▶ _WHAT IS EXPECTED_:
Once you have read the records below, report how many lines contain the word "iPhone", and give nothing besides that number.

(Beginning of PROVIDED RECORDS)

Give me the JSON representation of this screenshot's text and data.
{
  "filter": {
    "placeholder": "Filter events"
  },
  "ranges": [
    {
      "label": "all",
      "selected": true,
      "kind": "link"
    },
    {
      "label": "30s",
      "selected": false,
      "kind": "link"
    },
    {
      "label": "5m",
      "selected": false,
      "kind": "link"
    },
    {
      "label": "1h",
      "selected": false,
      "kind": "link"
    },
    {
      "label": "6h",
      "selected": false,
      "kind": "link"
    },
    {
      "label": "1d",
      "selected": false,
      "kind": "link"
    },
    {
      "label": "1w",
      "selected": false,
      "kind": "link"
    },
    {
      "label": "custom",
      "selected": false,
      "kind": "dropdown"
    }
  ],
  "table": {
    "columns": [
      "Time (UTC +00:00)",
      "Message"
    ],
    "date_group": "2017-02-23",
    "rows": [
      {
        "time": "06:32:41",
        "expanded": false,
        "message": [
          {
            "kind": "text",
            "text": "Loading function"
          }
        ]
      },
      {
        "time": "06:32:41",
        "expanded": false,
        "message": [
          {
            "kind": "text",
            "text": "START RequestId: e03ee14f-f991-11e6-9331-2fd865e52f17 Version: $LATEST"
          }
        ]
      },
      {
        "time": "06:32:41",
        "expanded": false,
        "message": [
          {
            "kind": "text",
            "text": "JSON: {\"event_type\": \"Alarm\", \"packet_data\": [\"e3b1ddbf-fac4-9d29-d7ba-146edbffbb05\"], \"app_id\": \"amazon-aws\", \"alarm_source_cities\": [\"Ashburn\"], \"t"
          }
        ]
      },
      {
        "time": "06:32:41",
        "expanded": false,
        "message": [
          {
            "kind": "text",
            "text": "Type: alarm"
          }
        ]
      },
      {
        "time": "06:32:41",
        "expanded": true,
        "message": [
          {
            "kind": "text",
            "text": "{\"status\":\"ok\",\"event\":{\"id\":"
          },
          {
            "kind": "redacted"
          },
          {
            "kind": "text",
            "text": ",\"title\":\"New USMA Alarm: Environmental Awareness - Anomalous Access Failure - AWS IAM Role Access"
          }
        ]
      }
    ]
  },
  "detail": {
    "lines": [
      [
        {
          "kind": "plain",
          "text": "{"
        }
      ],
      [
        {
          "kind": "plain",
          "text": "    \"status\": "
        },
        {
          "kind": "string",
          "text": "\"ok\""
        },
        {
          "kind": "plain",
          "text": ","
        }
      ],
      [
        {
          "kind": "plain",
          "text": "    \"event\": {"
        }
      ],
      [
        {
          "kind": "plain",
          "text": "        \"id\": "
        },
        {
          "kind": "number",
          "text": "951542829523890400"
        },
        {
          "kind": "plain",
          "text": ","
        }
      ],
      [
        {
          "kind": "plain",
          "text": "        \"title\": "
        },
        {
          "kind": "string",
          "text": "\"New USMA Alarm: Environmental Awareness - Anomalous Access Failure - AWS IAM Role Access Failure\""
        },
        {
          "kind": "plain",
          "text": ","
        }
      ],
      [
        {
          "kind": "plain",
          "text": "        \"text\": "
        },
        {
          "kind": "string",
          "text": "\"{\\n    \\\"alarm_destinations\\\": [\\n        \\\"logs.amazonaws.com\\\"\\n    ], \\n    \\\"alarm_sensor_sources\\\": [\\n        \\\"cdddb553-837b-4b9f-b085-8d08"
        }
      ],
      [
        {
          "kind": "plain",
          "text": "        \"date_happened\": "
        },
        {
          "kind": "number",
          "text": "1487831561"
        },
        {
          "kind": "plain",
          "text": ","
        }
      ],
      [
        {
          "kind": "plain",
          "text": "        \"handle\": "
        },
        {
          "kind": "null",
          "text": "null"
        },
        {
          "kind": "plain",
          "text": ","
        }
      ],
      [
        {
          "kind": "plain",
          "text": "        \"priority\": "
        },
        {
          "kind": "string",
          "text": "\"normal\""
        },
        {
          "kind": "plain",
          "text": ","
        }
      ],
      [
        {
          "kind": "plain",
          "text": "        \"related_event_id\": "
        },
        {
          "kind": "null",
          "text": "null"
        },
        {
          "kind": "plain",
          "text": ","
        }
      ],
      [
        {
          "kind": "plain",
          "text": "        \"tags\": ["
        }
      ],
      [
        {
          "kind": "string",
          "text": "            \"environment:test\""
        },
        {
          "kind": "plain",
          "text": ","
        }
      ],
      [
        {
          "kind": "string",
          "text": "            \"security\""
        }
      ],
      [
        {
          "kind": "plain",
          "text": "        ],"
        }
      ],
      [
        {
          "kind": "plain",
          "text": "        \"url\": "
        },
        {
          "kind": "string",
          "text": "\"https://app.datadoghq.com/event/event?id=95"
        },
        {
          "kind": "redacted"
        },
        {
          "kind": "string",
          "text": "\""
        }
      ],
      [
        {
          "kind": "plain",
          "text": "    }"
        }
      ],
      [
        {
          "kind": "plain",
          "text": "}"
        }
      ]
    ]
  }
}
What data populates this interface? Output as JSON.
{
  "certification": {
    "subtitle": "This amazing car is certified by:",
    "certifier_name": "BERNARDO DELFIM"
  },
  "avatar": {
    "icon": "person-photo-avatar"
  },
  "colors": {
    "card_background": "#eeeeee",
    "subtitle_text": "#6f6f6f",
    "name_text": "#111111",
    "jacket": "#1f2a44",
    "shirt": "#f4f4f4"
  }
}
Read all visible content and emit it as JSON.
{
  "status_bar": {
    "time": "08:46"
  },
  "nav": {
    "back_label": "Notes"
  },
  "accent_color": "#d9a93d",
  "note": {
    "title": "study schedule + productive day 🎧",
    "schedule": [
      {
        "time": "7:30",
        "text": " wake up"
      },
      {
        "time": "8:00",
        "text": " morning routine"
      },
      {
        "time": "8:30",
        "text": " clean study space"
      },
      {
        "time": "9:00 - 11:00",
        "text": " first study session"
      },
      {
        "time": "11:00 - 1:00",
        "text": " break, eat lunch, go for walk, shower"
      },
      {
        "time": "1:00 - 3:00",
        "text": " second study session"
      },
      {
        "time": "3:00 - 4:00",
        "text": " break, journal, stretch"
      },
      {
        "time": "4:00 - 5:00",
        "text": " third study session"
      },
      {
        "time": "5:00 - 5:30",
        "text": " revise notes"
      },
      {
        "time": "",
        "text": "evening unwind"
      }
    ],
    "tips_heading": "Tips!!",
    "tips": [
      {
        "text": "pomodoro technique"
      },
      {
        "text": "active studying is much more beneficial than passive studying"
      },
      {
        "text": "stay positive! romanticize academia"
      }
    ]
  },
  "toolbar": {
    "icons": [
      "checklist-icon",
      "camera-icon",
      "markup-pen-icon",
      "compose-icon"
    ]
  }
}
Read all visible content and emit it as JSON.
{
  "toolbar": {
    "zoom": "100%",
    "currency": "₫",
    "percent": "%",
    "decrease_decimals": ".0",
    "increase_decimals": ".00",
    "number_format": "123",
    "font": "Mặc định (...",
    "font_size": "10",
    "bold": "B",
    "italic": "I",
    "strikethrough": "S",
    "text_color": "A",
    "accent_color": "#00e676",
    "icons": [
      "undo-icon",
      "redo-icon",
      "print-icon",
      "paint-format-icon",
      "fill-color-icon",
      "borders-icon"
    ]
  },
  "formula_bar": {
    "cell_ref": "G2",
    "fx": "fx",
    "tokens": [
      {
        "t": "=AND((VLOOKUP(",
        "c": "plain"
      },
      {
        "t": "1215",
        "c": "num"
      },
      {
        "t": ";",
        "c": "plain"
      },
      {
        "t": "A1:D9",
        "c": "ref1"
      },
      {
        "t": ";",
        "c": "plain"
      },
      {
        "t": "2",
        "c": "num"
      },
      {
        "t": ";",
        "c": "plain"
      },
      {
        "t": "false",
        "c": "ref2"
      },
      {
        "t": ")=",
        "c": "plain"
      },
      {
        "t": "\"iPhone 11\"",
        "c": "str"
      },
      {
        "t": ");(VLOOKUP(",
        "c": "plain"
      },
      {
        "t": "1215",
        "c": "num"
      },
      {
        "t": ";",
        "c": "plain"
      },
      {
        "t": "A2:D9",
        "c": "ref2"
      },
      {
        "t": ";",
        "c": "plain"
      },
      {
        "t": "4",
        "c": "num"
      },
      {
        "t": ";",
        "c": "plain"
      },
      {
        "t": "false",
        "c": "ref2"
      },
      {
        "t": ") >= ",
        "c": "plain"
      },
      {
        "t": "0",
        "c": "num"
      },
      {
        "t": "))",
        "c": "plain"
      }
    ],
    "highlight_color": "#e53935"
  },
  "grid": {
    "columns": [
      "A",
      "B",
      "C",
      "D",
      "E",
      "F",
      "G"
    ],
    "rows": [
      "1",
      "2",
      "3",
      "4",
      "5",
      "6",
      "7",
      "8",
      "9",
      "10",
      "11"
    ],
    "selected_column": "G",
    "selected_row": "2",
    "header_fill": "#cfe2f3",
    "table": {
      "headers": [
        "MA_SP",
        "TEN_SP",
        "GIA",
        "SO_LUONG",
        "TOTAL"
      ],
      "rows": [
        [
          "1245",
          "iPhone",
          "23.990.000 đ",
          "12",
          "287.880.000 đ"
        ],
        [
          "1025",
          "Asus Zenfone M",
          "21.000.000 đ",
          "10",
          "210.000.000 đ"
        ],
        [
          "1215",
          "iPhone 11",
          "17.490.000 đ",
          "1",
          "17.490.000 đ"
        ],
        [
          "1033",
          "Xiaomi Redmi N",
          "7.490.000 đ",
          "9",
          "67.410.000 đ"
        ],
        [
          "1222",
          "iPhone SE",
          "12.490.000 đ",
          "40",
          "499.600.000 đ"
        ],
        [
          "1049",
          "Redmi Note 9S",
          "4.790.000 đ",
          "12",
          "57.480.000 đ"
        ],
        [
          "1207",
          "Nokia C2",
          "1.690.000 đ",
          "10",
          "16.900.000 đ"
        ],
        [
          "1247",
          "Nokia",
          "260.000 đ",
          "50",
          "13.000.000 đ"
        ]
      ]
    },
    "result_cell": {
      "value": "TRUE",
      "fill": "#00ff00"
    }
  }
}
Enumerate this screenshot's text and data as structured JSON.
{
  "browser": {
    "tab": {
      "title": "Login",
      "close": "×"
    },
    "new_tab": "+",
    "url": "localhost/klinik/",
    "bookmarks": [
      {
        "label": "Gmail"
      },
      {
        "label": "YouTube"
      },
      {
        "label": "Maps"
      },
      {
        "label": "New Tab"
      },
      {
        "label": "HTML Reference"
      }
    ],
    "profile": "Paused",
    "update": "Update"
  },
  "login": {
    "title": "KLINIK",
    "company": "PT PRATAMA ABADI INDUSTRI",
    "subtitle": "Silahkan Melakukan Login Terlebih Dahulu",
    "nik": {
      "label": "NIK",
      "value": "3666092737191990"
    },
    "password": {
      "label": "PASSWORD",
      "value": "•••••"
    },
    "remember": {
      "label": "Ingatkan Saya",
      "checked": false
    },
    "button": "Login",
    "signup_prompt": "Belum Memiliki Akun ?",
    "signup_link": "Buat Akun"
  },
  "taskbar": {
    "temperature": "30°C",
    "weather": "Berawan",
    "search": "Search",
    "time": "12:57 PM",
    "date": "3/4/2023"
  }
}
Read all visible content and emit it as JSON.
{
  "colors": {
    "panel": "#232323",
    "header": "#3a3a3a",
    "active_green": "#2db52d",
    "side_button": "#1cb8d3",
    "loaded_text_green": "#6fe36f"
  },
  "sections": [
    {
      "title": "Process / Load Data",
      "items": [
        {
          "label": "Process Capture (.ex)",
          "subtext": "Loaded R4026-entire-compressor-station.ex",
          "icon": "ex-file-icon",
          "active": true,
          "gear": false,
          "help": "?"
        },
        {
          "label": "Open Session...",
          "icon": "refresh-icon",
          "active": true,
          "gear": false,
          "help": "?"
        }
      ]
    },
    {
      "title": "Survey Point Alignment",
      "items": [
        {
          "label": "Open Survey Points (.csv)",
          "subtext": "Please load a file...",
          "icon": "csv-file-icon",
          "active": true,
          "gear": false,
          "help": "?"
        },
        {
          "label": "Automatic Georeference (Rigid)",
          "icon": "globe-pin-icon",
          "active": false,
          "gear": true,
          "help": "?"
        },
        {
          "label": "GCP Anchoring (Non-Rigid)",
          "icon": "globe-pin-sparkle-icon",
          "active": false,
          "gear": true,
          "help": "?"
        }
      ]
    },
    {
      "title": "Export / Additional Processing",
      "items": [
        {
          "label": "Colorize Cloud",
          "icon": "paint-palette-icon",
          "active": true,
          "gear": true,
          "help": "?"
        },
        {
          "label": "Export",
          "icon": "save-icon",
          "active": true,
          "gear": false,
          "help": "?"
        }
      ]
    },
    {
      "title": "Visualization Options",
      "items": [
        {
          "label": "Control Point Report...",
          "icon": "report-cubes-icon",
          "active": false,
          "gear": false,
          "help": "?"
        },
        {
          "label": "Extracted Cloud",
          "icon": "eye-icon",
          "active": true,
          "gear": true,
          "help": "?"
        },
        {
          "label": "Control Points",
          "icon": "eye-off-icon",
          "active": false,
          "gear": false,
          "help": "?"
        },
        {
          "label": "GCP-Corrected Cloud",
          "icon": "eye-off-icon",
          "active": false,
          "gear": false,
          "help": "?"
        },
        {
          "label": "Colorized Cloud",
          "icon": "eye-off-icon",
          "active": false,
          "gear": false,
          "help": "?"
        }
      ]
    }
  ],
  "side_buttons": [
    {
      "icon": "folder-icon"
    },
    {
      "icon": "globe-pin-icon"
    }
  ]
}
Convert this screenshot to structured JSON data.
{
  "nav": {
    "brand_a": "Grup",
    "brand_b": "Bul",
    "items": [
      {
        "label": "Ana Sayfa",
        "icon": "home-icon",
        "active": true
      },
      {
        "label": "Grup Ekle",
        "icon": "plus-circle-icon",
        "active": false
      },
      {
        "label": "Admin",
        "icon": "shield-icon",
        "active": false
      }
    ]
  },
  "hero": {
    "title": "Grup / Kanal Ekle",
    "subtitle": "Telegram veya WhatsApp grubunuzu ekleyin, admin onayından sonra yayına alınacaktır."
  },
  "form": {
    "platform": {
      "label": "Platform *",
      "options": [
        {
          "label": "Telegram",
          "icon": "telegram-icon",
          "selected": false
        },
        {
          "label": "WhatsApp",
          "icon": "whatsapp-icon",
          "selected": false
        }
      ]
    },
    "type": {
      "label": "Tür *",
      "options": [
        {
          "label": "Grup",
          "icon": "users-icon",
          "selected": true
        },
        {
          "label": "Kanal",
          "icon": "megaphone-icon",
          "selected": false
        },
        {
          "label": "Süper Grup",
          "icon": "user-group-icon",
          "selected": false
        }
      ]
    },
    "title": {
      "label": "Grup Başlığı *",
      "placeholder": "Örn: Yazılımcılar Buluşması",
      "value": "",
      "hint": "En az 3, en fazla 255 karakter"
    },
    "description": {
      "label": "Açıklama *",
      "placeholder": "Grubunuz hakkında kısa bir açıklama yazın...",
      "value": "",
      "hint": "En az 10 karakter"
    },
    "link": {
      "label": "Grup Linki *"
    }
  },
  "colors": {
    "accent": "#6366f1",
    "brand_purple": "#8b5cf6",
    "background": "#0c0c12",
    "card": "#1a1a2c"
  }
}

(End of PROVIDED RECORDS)

▶ _SOLUTION TO THE PROBLEM_:
4